Obama's re-election meant that they couldn't survive any longer. Public policy is not eternal; it can always be changed. Bill Clinton's tax increases of 1993 lasted only eight years. George W. Bush's tax cuts have lasted longer.
Now the question of whether we avoid the fiscal cliff -- tax rate increases, sequestration, the full imposition of the Alternative Minimum Tax -- is up to the Democrats. Specifically, the Senate Democrats.
Boehner's rollout of Plan B last Monday reflected his judgment that negotiation with Obama was futile and that the only way forward was through regular order in Congress.
"The House has already passed legislation to stop all of the Jan. 1 tax rate increases and replace the sequester with responsible spending cuts that will begin to address our nation's crippling debt," he said in his terse statement after pulling Plan B off the floor of the House. "The Senate must now act."
You can see this as an attempt to influence public opinion. Current polling shows that voters say they will blame Republicans more than Democrats if we go over the fiscal cliff.
But people are not always good predictors of their future opinions. The failure of the grand bargain negotiations in summer 2011 was followed by downturns in opinion toward both Obama and Republicans.
Senate Democrats have been avoiding tough votes on fiscal issues for some time. They haven't passed a budget resolution for three years, though the budget act requires them to do so.
That likely reflects a reluctance to make their policies clear to the public and, perhaps, differences in their caucus making it as hard for them to muster a majority as it was for Boehner Thursday night.
Are we going over the cliff? Looks like it to me.
Okay then, let’s roll.
zer0 is driving the bus not Boehner, and zer0 is in Hawaii playing in the ocean and golfing.
...while adding to the deficit.
Never negotiate with a homicidal coke head.
The Whigs should be pushing the meme that 0bambi wants taxes to go up and to destroy more jobs. They would if they had the guts. It doesn’t matter if people believe them; it needs to be repeated, incessantly.
Now would be the perfect time for a second political party to enter the fray. If the TEA Party were to enter politically, with TEA Party members in Congress and Conservatives, we could get things done.
You stop negotiating when the other side is a moving target.
I really never thought I would see the day when I thought it be best for the country that the GOP be discarded onto the trash heap of history.
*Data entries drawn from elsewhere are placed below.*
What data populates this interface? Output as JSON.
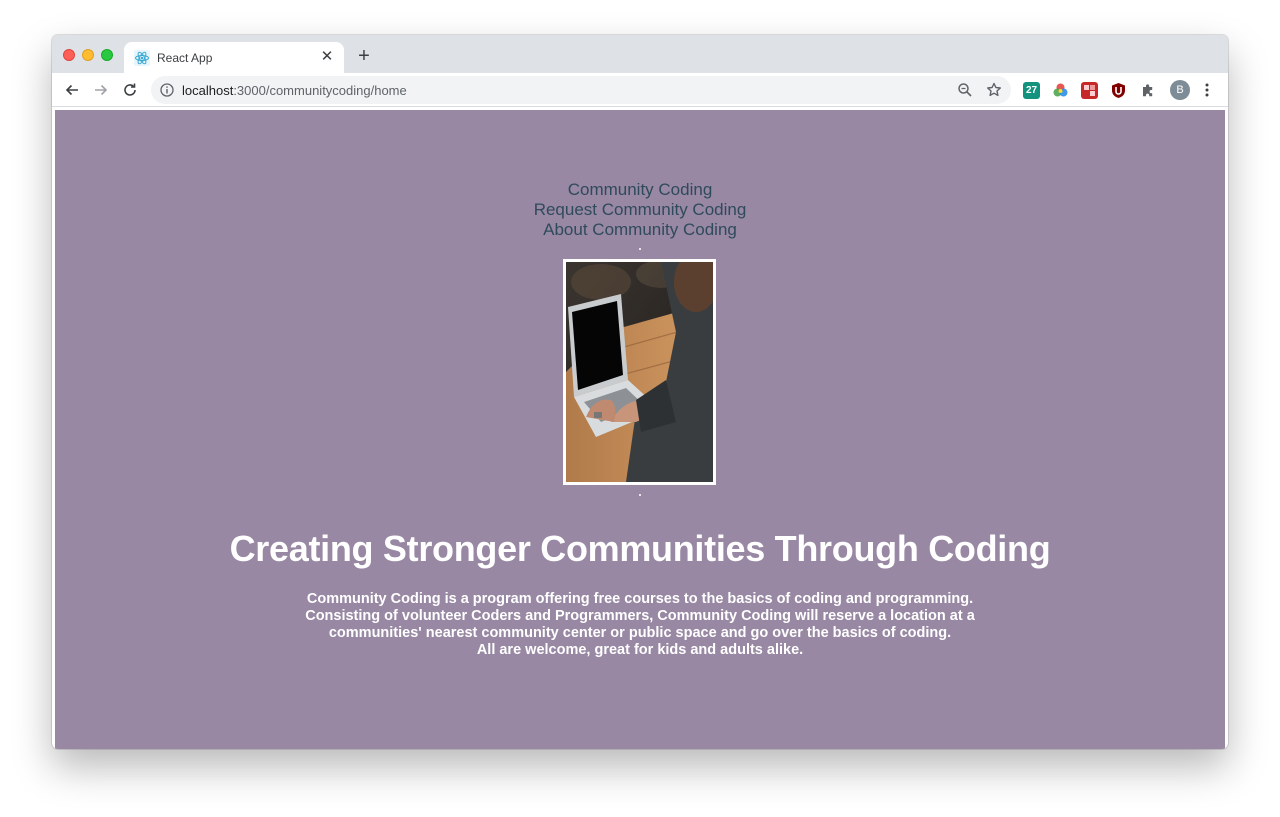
{
  "browser": {
    "tab_title": "React App",
    "url_host": "localhost",
    "url_path": ":3000/communitycoding/home",
    "profile_initial": "B",
    "extensions": [
      "calendar-27-extension",
      "color-wheel-extension",
      "red-square-extension",
      "ublock-extension",
      "puzzle-extensions"
    ]
  },
  "nav": {
    "links": [
      "Community Coding",
      "Request Community Coding",
      "About Community Coding"
    ]
  },
  "hero": {
    "image_subject": "person typing on laptop at wooden table",
    "headline": "Creating Stronger Communities Through Coding",
    "description": [
      "Community Coding is a program offering free courses to the basics of coding and programming.",
      "Consisting of volunteer Coders and Programmers, Community Coding will reserve a location at a",
      "communities' nearest community center or public space and go over the basics of coding.",
      "All are welcome, great for kids and adults alike."
    ]
  },
  "colors": {
    "page_background": "#9888a3",
    "nav_link": "#2f4a5c",
    "headline": "#ffffff"
  }
}
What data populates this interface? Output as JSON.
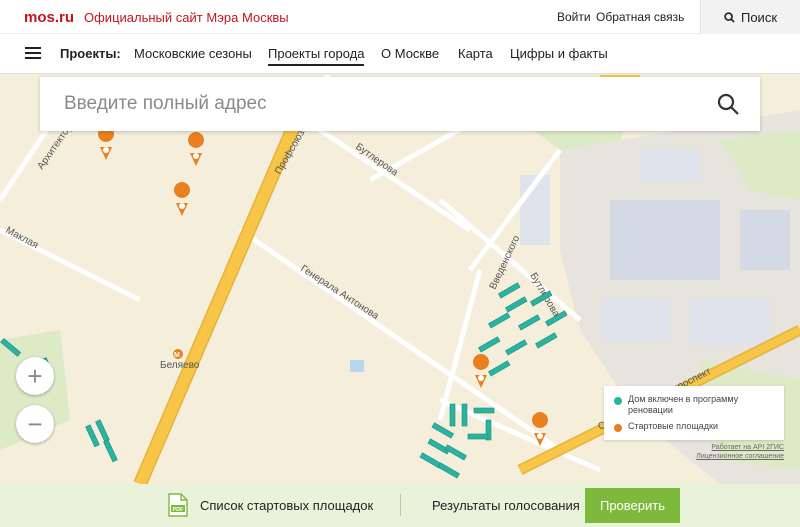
{
  "header": {
    "logo": "mos.ru",
    "site_title": "Официальный сайт Мэра Москвы",
    "login": "Войти",
    "feedback": "Обратная связь",
    "search_label": "Поиск"
  },
  "nav": {
    "label": "Проекты:",
    "items": [
      {
        "label": "Московские сезоны",
        "active": false
      },
      {
        "label": "Проекты города",
        "active": true
      },
      {
        "label": "О Москве",
        "active": false
      },
      {
        "label": "Карта",
        "active": false
      },
      {
        "label": "Цифры и факты",
        "active": false
      }
    ]
  },
  "address_search": {
    "placeholder": "Введите полный адрес"
  },
  "map": {
    "streets": {
      "butlerova_1": "Бутлерова",
      "butlerova_2": "Бутлерова",
      "generala_antonova": "Генерала Антонова",
      "vvedenskogo": "Введенского",
      "profsoyuznaya": "Профсоюзная",
      "arkhitektora_vlasova": "Архитектора Власова",
      "maklaya": "Маклая",
      "prospekt": "Севастопольский проспект"
    },
    "metro_label": "Беляево",
    "zoom_in": "+",
    "zoom_out": "−"
  },
  "legend": {
    "items": [
      {
        "label": "Дом включен в программу реновации",
        "color": "#2ab3a1"
      },
      {
        "label": "Стартовые площадки",
        "color": "#e8801f"
      }
    ],
    "attribution_1": "Работает на API 2ГИС",
    "attribution_2": "Лицензионное соглашение"
  },
  "bottom": {
    "pdf_badge": "PDF",
    "list_link": "Список стартовых площадок",
    "results_label": "Результаты голосования",
    "check_button": "Проверить"
  },
  "colors": {
    "brand_red": "#c4161c",
    "accent_green": "#7dba3c",
    "renovation_teal": "#2ab3a1",
    "pin_orange": "#e8801f",
    "major_road": "#f7c548"
  }
}
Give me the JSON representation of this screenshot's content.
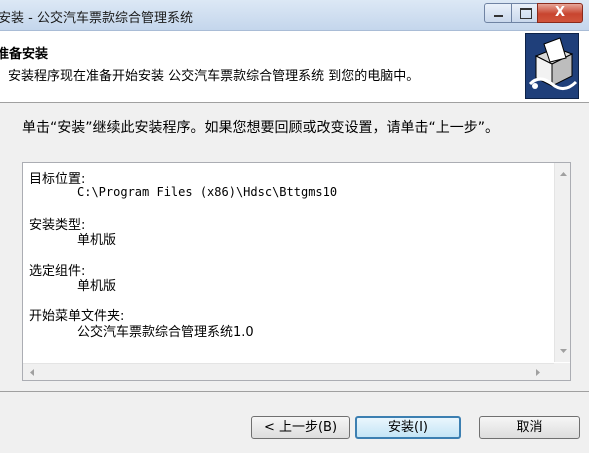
{
  "window": {
    "title": "安装 - 公交汽车票款综合管理系统",
    "close_glyph": "X"
  },
  "header": {
    "title": "准备安装",
    "subtitle": "安装程序现在准备开始安装 公交汽车票款综合管理系统 到您的电脑中。"
  },
  "intro": "单击“安装”继续此安装程序。如果您想要回顾或改变设置，请单击“上一步”。",
  "summary": {
    "dest_label": "目标位置:",
    "dest_value": "C:\\Program Files (x86)\\Hdsc\\Bttgms10",
    "type_label": "安装类型:",
    "type_value": "单机版",
    "components_label": "选定组件:",
    "components_value": "单机版",
    "menu_label": "开始菜单文件夹:",
    "menu_value": "公交汽车票款综合管理系统1.0"
  },
  "buttons": {
    "back": "< 上一步(B)",
    "install": "安装(I)",
    "cancel": "取消"
  }
}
I say this with a heavy heart because if the GOP goes away, the liberals will have free wins until the new party is sufficiently organized. However, if the leadership of out party has basically co-oped the the planks of the libs or becomes unwilling to fight for it’s core values, it’s time for a drastic change.
The republican party in NY is a job. I can only imagine that in many other NE states it is the same or worse. Time to start over with a party that reflects our core beliefs.
The Tea Party provided guidance in 2010 on how to win elections and with what type of candidate. The GOP rejected that in 2012 and an outright communist was reelected. The GOP is no longer representing us.
I agree, the GOP aren't a governing party, but a governing party wouldn't have such a loser as Boehner as leader. We'd never have gotten to the point of "having" to pass Plan B, if the GOP had a leader. The crummy "deals" that "had" to be passed over the past 2 years would not have happened either. This deal was just the last straw of a 2 year path of failure and stupidity.
Keep in mind that the GOP was founded in 1854; elected members to Cogress in 1856 and won the Presidency in 1860. This was before the internet, TV, radio and the telephone.
We should have a slate ready by mid-year for the entire Congress.
If the TEA Party were to enter politically, with TEA Party members in Congress and Conservatives, we could get things done.
If nothing else the repubs would have to respond to US
instead of the democrats thus stiffening the conservative
Good. Let’s get it over with.